In the years following WWII, Coke had 60% of the market share and was the quintessential American soft drink. However, by the mid-’80s, Coke’s share had dropped to less than 25%, thanks in large part to intense competition from Pepsi.
Then-CEO Roberto Goizueta realized that while the newly-introduced Diet Coke would be the choice of health-conscious baby boomers in the years to come, they were losing ground with younger drinkers, who preferred the sweeter taste of Pepsi.
To make a long story short, after extensive market research, focus studies, and taste tests, Coke came up with what would come to be known as “New Coke.” Though it was never the drink’s official name, it replaced the original, tried-and-true formula that had been Coke’s signature for a hundred years.
New Coke was released April 23, 1985, and production of the original (classic) formula was halted that same week.
Alas, the new drink’s run lasted just 77 days. After intense public backlash, the company relented and once again fired up production of the original formula, selling it as “Coca-Cola Classic,” alongside New Coke (which, in fact, would go on to be renamed Coke II and survive until 2002).
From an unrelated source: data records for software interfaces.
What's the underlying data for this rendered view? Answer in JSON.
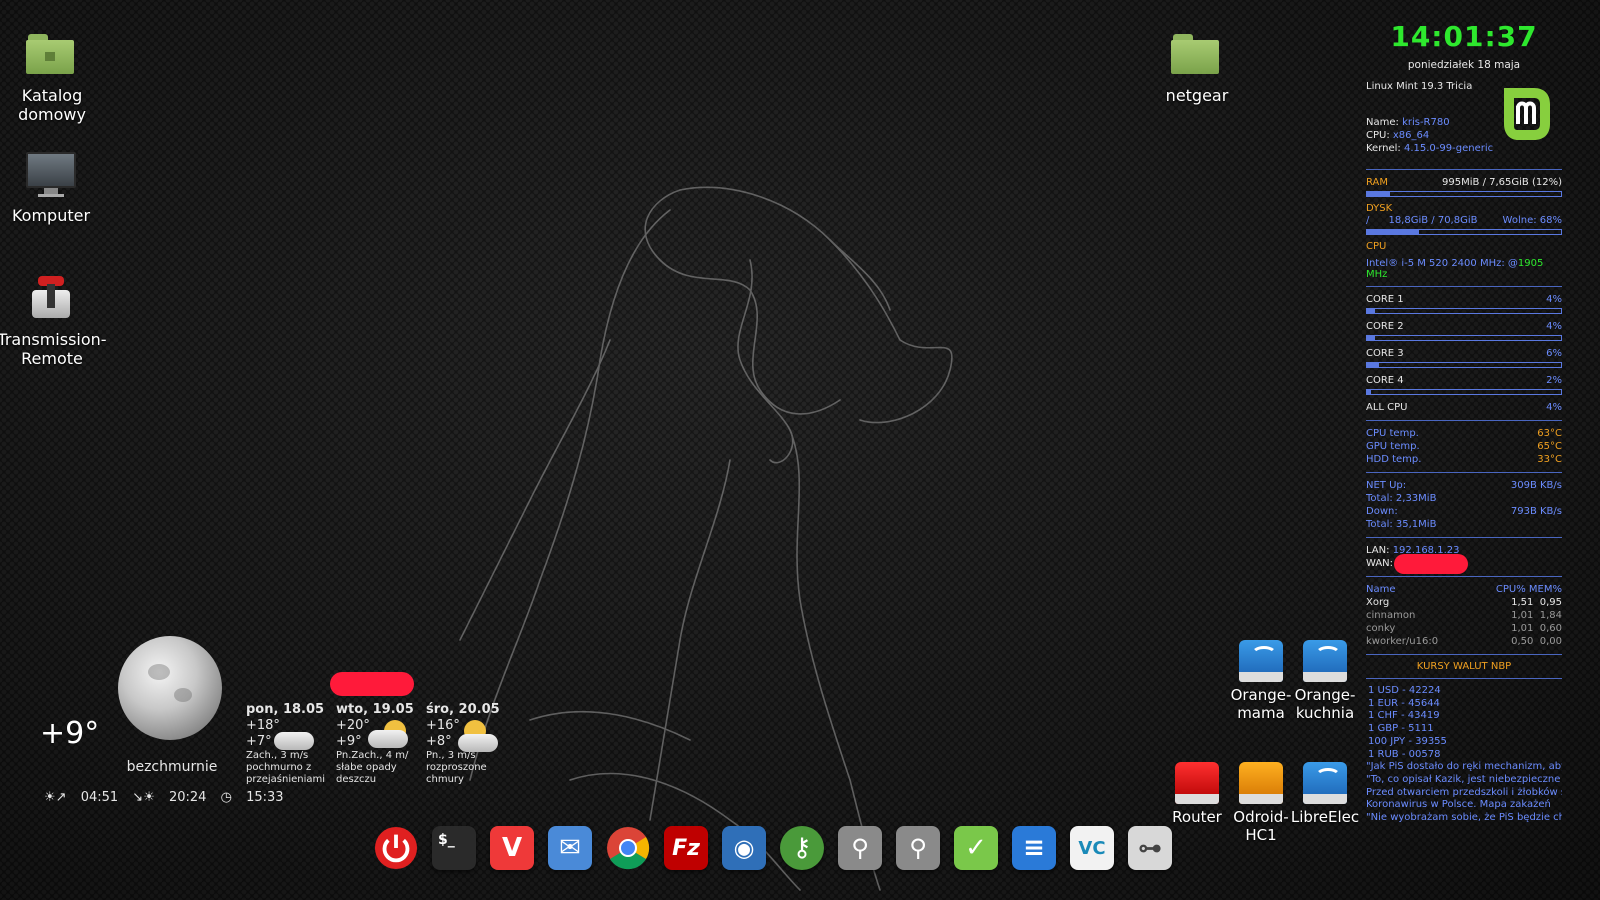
{
  "desktop": {
    "icons": [
      {
        "label": "Katalog\ndomowy",
        "line1": "Katalog",
        "line2": "domowy",
        "icon": "home-folder-icon"
      },
      {
        "label": "Komputer",
        "icon": "computer-icon"
      },
      {
        "label": "Transmission-\nRemote",
        "line1": "Transmission-",
        "line2": "Remote",
        "icon": "transmission-icon"
      },
      {
        "label": "netgear",
        "icon": "folder-icon"
      }
    ],
    "drives": [
      {
        "label": "Orange-mama",
        "icon": "network-drive-icon"
      },
      {
        "label": "Orange-\nkuchnia",
        "line1": "Orange-",
        "line2": "kuchnia",
        "icon": "network-drive-icon"
      },
      {
        "label": "Router",
        "icon": "red-drive-icon"
      },
      {
        "label": "Odroid-HC1",
        "icon": "orange-drive-icon"
      },
      {
        "label": "LibreElec",
        "icon": "network-drive-icon"
      }
    ]
  },
  "conky": {
    "time": "14:01:37",
    "date": "poniedziałek 18 maja",
    "os": "Linux Mint 19.3 Tricia",
    "name_label": "Name:",
    "name": "kris-R780",
    "cpu_label": "CPU:",
    "cpu_arch": "x86_64",
    "kernel_label": "Kernel:",
    "kernel": "4.15.0-99-generic",
    "ram_label": "RAM",
    "ram_value": "995MiB / 7,65GiB (12%)",
    "ram_pct": 12,
    "disk_label": "DYSK",
    "disk_mount": "/",
    "disk_value": "18,8GiB / 70,8GiB",
    "disk_free": "Wolne: 68%",
    "disk_pct": 27,
    "cpu_section": "CPU",
    "cpu_model": "Intel® i-5 M 520 2400 MHz: @",
    "cpu_freq": "1905 MHz",
    "cores": [
      {
        "label": "CORE 1",
        "value": "4%",
        "pct": 4
      },
      {
        "label": "CORE 2",
        "value": "4%",
        "pct": 4
      },
      {
        "label": "CORE 3",
        "value": "6%",
        "pct": 6
      },
      {
        "label": "CORE 4",
        "value": "2%",
        "pct": 2
      }
    ],
    "all_cpu_label": "ALL  CPU",
    "all_cpu_value": "4%",
    "temps": [
      {
        "label": "CPU temp.",
        "value": "63°C"
      },
      {
        "label": "GPU temp.",
        "value": "65°C"
      },
      {
        "label": "HDD temp.",
        "value": "33°C"
      }
    ],
    "net": {
      "up_label": "NET Up:",
      "up_value": "309B  KB/s",
      "up_total": "Total: 2,33MiB",
      "down_label": "Down:",
      "down_value": "793B  KB/s",
      "down_total": "Total: 35,1MiB"
    },
    "lan_label": "LAN:",
    "lan": "192.168.1.23",
    "wan_label": "WAN:",
    "proc_header": {
      "name": "Name",
      "stats": "CPU% MEM%"
    },
    "processes": [
      {
        "name": "Xorg",
        "cpu": "1,51",
        "mem": "0,95"
      },
      {
        "name": "cinnamon",
        "cpu": "1,01",
        "mem": "1,84"
      },
      {
        "name": "conky",
        "cpu": "1,01",
        "mem": "0,60"
      },
      {
        "name": "kworker/u16:0",
        "cpu": "0,50",
        "mem": "0,00"
      }
    ],
    "currency_title": "KURSY WALUT   NBP",
    "rates": [
      "1 USD - 42224",
      "1 EUR - 45644",
      "1 CHF - 43419",
      "1 GBP - 5111",
      "100 JPY - 39355",
      "1 RUB - 00578"
    ],
    "news": [
      "\"Jak PiS dostało do ręki mechanizm, aby o",
      "\"To, co opisał Kazik, jest niebezpieczne dl",
      "Przed otwarciem przedszkoli i żłobków sp",
      "Koronawirus w Polsce. Mapa zakażeń",
      "\"Nie wyobrażam sobie, że PiS będzie chcia"
    ],
    "colors": {
      "clock": "#2ee82e",
      "accent": "#6b8cff",
      "section": "#f0a020"
    }
  },
  "weather": {
    "current_temp": "+9°",
    "moon_phase": "bezchmurnie",
    "sunrise": "04:51",
    "sunset": "20:24",
    "daylight": "15:33",
    "days": [
      {
        "day": "pon, 18.05",
        "high": "+18°",
        "low": "+7°",
        "wind": "Zach., 3 m/s",
        "desc1": "pochmurno z",
        "desc2": "przejaśnieniami",
        "icon": "cloudy-icon"
      },
      {
        "day": "wto, 19.05",
        "high": "+20°",
        "low": "+9°",
        "wind": "Pn.Zach., 4 m/",
        "desc1": "słabe opady",
        "desc2": "deszczu",
        "icon": "rain-cloud-icon"
      },
      {
        "day": "śro, 20.05",
        "high": "+16°",
        "low": "+8°",
        "wind": "Pn., 3 m/s",
        "desc1": "rozproszone",
        "desc2": "chmury",
        "icon": "partly-sunny-icon"
      }
    ]
  },
  "dock": [
    {
      "name": "power-button",
      "icon": "power-icon",
      "color": "#e02020"
    },
    {
      "name": "terminal-launcher",
      "icon": "terminal-icon",
      "glyph": "$_",
      "color": "#2a2a2a"
    },
    {
      "name": "vivaldi-launcher",
      "icon": "vivaldi-icon",
      "glyph": "V",
      "color": "#ef3939"
    },
    {
      "name": "mail-launcher",
      "icon": "mail-icon",
      "glyph": "✉",
      "color": "#4a8ad8"
    },
    {
      "name": "chrome-launcher",
      "icon": "chrome-icon",
      "color": "#db4437"
    },
    {
      "name": "filezilla-launcher",
      "icon": "filezilla-icon",
      "glyph": "Fz",
      "color": "#bf0000"
    },
    {
      "name": "camera-launcher",
      "icon": "camera-icon",
      "glyph": "◉",
      "color": "#2f6fb8"
    },
    {
      "name": "keepass-launcher",
      "icon": "key-icon",
      "glyph": "⚷",
      "color": "#4a9a3a"
    },
    {
      "name": "usb-launcher-1",
      "icon": "usb-icon",
      "glyph": "⚲",
      "color": "#8a8a8a"
    },
    {
      "name": "usb-launcher-2",
      "icon": "usb-icon",
      "glyph": "⚲",
      "color": "#8a8a8a"
    },
    {
      "name": "tasks-launcher",
      "icon": "checkmark-icon",
      "glyph": "✓",
      "color": "#7ac84a"
    },
    {
      "name": "document-launcher",
      "icon": "document-icon",
      "glyph": "≡",
      "color": "#2a7ad8"
    },
    {
      "name": "veracrypt-launcher",
      "icon": "veracrypt-icon",
      "glyph": "VC",
      "color": "#f2f2f2"
    },
    {
      "name": "settings-launcher",
      "icon": "toggle-icon",
      "glyph": "⊶",
      "color": "#d8d8d8"
    }
  ]
}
Interestingly, by the end of 1985, Coca-Cola Classic’s sales were far outpacing those of Pepsi — or of any other Coke product — leading some industry and business experts to claim New Coke had been nothing more than a marketing and publicity stunt.
Whatever the reason or rationale, New Coke went on to become a punchline, a misfit pop culture icon, and a symbol of the ’80s. – AJW
America’s taste just got better (1985)
PR disaster: Officials at Coke ‘misread’ public attachment to drink (1985)
Wisconsin State Journal (Madison, Wisconsin) July 12, 1985
The top three officials of Coca-Cola Co. said Thursday that they are bringing back the recipe that made Coke the world’s most popular soft drink because they “clearly misread” the public’s attachment to it.
They denied that the return of the old formula was prompted by a failure of the 11-week-old new formula or that the return of Coca-Cola Classic was planned all along.
“We’re not that dumb, and we’re not that smart,” Donald Keough, president of Coca-Cola Co., said at the company headquarters with Chairman Roberto C. Goizueta and Coca-Cola USA President Brian Dyson. Around the country, people who bottle and distribute Coke greeted the old formula with a relief, disagreement and cynicism.
“We’ve had quite a lot of concern, a lot of calls at the plant,” said John Kayajan, president of the Coca-Cola Bottling Co. of Cape Cod, Mass. But Kayajan and other Massachusetts bottlers said the new Coke surpassed the old Coke’s popularity in the state, and Kayajan predicted: Goizueta sips an old Coke.
“The new will prevail here.”
“I think it’s all a publicity stunt on the part of the company,” said Mike Bruzzio, who checks shipments at the bottling plant in Newark, NJ. “They got all that publicity and made the people go cuckoo for Coke.”
“If you want to know the truth, I think they were going to do this from the beginning,” said Bill Roth, Coke’s district sales manager in Newark. The old formula for Coke, which remained fundamentally unchanged for 99 years, was replaced in April with a taste the company said was “smoother, bolder and rounder.”
But cola drinkers rebelled. Groups formed to lobby for the return of the old formula, and Coke received thousands of telephone calls and letters.
On Monday, Coke’s leaders decided to market the old formula again, and the decision was announced Wednesday.
“Our company attained the position it enjoys by watching consumers, listening to consumers and giving consumers what they want,” Goizueta said.
Dyson said the best product the company can make will continue to be sold under the Coca-Cola label. Coke Classic — like diet Coke, Cherry Coke, caffeine-free Diet Coke and caffeine-free Coke — will be a product extension.
Product overview: From Coca Cola’s 1985 annual shareholder report
New Taste of Coke
As part of its strategic efforts to enhance the trademark Coca-Cola and to continue as the leading force in the industry, the Company took historic steps to satisfy the changing tastes of American consumers.
The Company developed a new taste for Coca-Cola, which earned superior preference ratings in consumer taste tests. In April, the new taste of Coke was launched nationwide.
With its smoother taste and contemporary positioning, Coke began developing a new consumer franchise with special appeal to the youth segment.
As national rollout of the new formula reached full throttle, many consumers demonstrated unexpectedly strong loyalty to the original taste of Coca-Cola by requesting the option of once again enjoying its familiar, unique taste.
Responding promptly, the Company introduced Coca-Cola classic in July — a new name for the product with the original formula for Coca-Cola.
This gave America an unparalleled choice: the traditional taste in Coca-Cola classic, appealing to its committed consumers, and the exciting new taste of Coke, attracting new consumers to Company products.